- Click some white space on the chart to deselect the bar.
- Close the chart view, the table view, and the Chart pane.
- On the Quick Access Toolbar, click Save .
View geoprocessing history
ArcGIS Pro saves a detailed record of the geoprocessing tools you have used in the project. This geoprocessing history shows the order in which tools were run and saves the tool parameter settings. In a complex analysis, the geoprocessing history can help you retrace your steps, run tools with different settings to explore alternative outcomes, and alter the workflow, if necessary. You can also use the history to help build a geoprocessing model or to create a geoprocessing package of tools and data that can be shared with others.
- On the ribbon, click the Analysis tab. In the Geoprocessing group, click History .
In the Project pane, the Geoprocessing History expands to show the three geoprocessing tools you have run. They appear with green check marks (because they ran successfully) and time stamps.
- Right-click a tool in the Geoprocessing History and click View Details.
A message window shows the parameter settings and other information. You can also right-click the tool in the Geoprocessing History to open it or to run it again with the same parameters.
- Close the message window.
In many analysis situations, different tools or combinations of tools can be used to achieve the same results. In this case, it wasn't strictly necessary to use Select Layer By Location. You could have run Summarize Within directly on the Campground_Buffers layer.

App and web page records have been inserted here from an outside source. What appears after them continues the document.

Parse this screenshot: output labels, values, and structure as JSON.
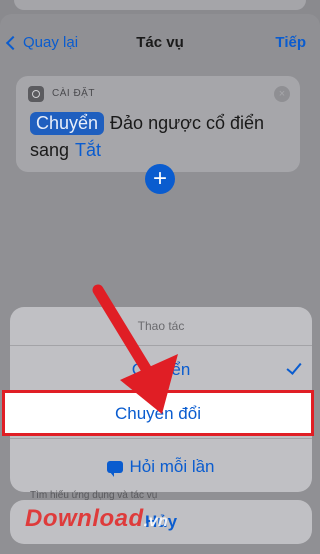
{
  "nav": {
    "back_label": "Quay lại",
    "title": "Tác vụ",
    "next_label": "Tiếp"
  },
  "card": {
    "category": "CÀI ĐẶT",
    "verb_chip": "Chuyển",
    "text": "Đảo ngược cổ điển",
    "line2_prefix": "sang",
    "value": "Tắt",
    "close_symbol": "×"
  },
  "add_symbol": "+",
  "action_sheet": {
    "title": "Thao tác",
    "option1": "Chuyển",
    "option2": "Chuyển đổi",
    "option3": "Hỏi mỗi lần",
    "cancel": "Hủy",
    "obscured_text": "Tìm hiểu ứng dụng và tác vụ"
  },
  "logo": {
    "text": "Download",
    "suffix": ".vn"
  },
  "colors": {
    "accent": "#0a5ccf",
    "highlight": "#e01e25"
  }
}
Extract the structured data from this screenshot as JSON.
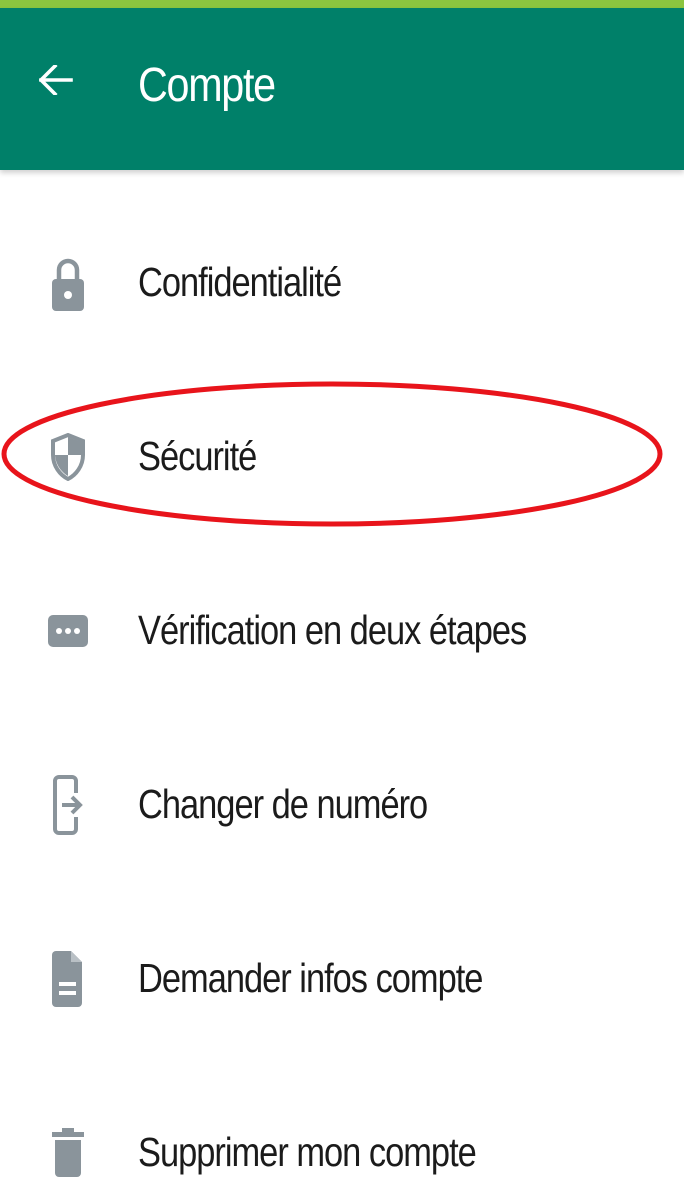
{
  "colors": {
    "status_strip": "#8bc53f",
    "app_bar": "#008069",
    "icon": "#8a949b",
    "highlight": "#e8141b"
  },
  "app_bar": {
    "back_icon": "arrow-left-icon",
    "title": "Compte"
  },
  "menu": {
    "items": [
      {
        "label": "Confidentialité",
        "icon": "lock-icon"
      },
      {
        "label": "Sécurité",
        "icon": "shield-icon",
        "highlighted": true
      },
      {
        "label": "Vérification en deux étapes",
        "icon": "dots-pin-icon"
      },
      {
        "label": "Changer de numéro",
        "icon": "phone-transfer-icon"
      },
      {
        "label": "Demander infos compte",
        "icon": "document-icon"
      },
      {
        "label": "Supprimer mon compte",
        "icon": "trash-icon"
      }
    ]
  }
}
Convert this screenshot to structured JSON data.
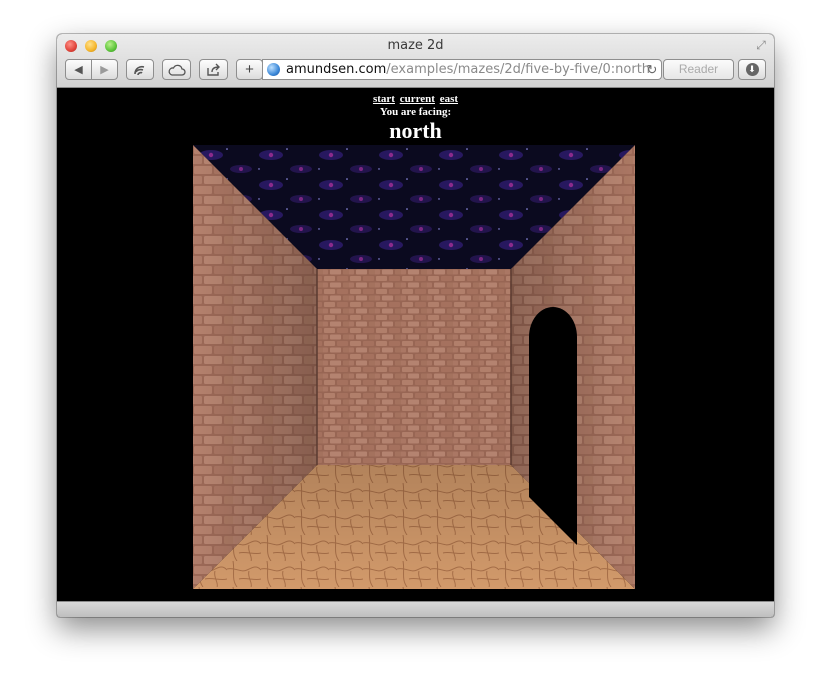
{
  "window": {
    "title": "maze 2d"
  },
  "toolbar": {
    "back_icon": "◀",
    "forward_icon": "▶",
    "add_icon": "+",
    "reload_icon": "↻",
    "reader_label": "Reader",
    "fullscreen_icon": "⤢",
    "download_icon": "⬇"
  },
  "address_bar": {
    "host": "amundsen.com",
    "path": "/examples/mazes/2d/five-by-five/0:north"
  },
  "page": {
    "nav_links": [
      "start",
      "current",
      "east"
    ],
    "facing_label": "You are facing:",
    "direction": "north"
  },
  "colors": {
    "background": "#000000",
    "brick": "#b27a68",
    "floor": "#d49c6e",
    "sky": "#0c0b22"
  }
}
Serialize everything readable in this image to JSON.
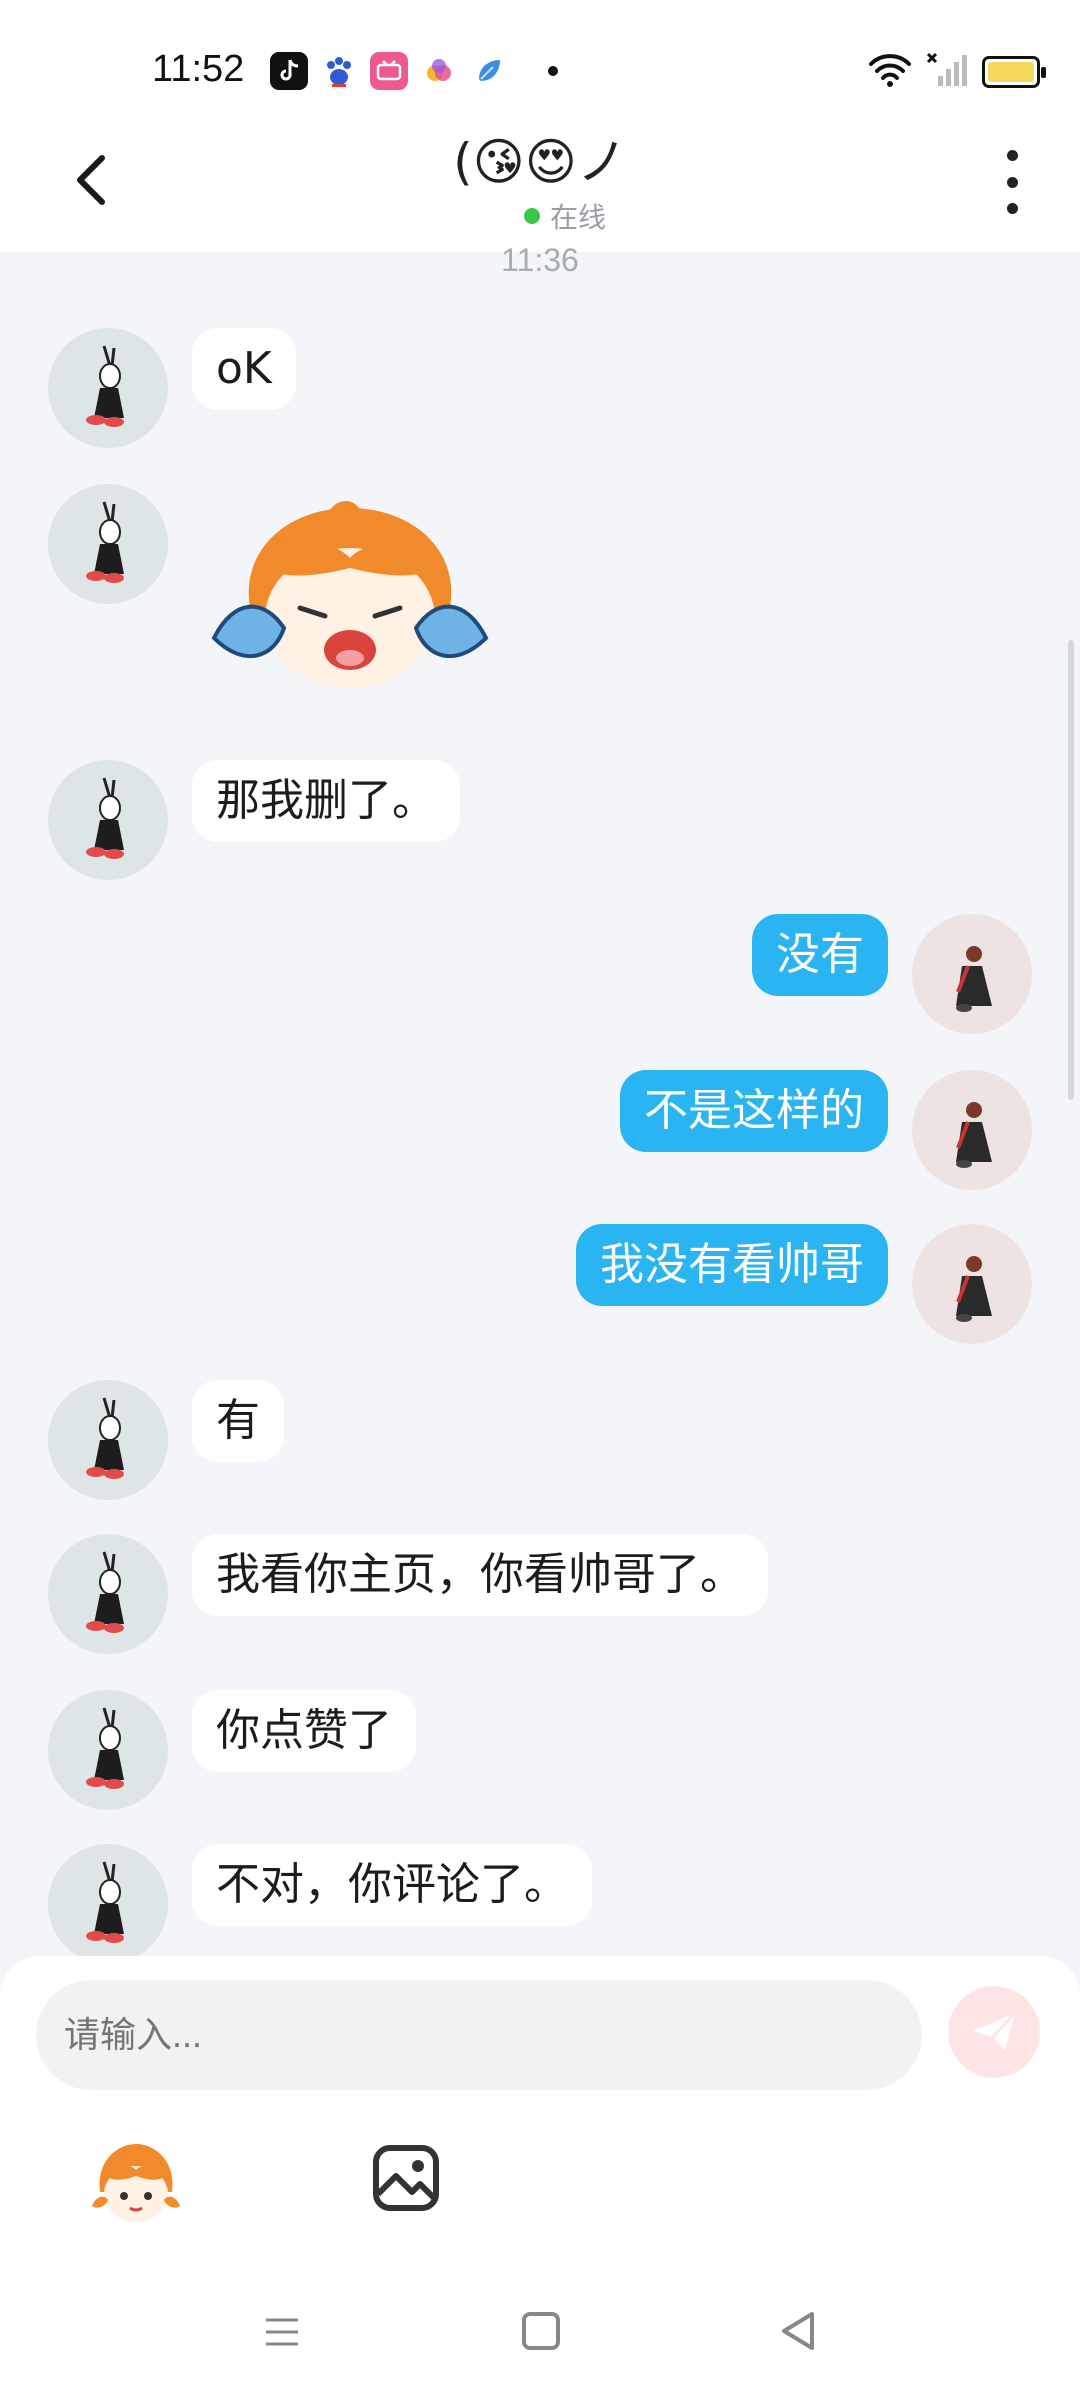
{
  "status_bar": {
    "time": "11:52",
    "app_icons": [
      "tiktok-icon",
      "baidu-icon",
      "bilibili-icon",
      "colorful-app-icon",
      "blue-app-icon"
    ],
    "system_icons": [
      "wifi-icon",
      "signal-icon",
      "battery-icon"
    ]
  },
  "header": {
    "title": "(😘😍ノ",
    "presence": "在线"
  },
  "chat": {
    "timestamp": "11:36",
    "messages": [
      {
        "side": "in",
        "text": "oK"
      },
      {
        "side": "in",
        "sticker": "crying-girl-sticker"
      },
      {
        "side": "in",
        "text": "那我删了。"
      },
      {
        "side": "out",
        "text": "没有"
      },
      {
        "side": "out",
        "text": "不是这样的"
      },
      {
        "side": "out",
        "text": "我没有看帅哥"
      },
      {
        "side": "in",
        "text": "有"
      },
      {
        "side": "in",
        "text": "我看你主页，你看帅哥了。"
      },
      {
        "side": "in",
        "text": "你点赞了"
      },
      {
        "side": "in",
        "text": "不对，你评论了。"
      }
    ]
  },
  "composer": {
    "placeholder": "请输入..."
  },
  "colors": {
    "outgoing_bubble": "#2ab4f1",
    "incoming_bubble": "#ffffff",
    "background": "#f3f5f8",
    "send_button": "#fde5e5",
    "online_dot": "#35c84a"
  }
}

Your output feature class would then have had fourteen records instead of four. Ten of those records would have had values of 0 in the Summarized area in HECTARES field. One advantage to using the Select Layer By Location tool is that it provides visual feedback that can reveal spatial patterns and suggest new directions for your analysis.
To go a step farther, you could have replaced the Buffer and Summarize Within tools with Summarize Nearby, which combines the functionality of those two tools. Ultimately, this means you could have obtained your analysis results using one tool instead of three. However, you might have had a less clear understanding of each of the logical parts in this analysis.
To see how the workflow in this tutorial can be modeled and run as a geoprocessing tool, try the Make a geoprocessing model tutorial.
For more advanced analysis projects that involve understanding and comparing places, see How many streetlights and miles of bike route in each district? and Are liquor stores too close to schools, libraries, and parks? in the ArcGIS Desktop analytics case studies.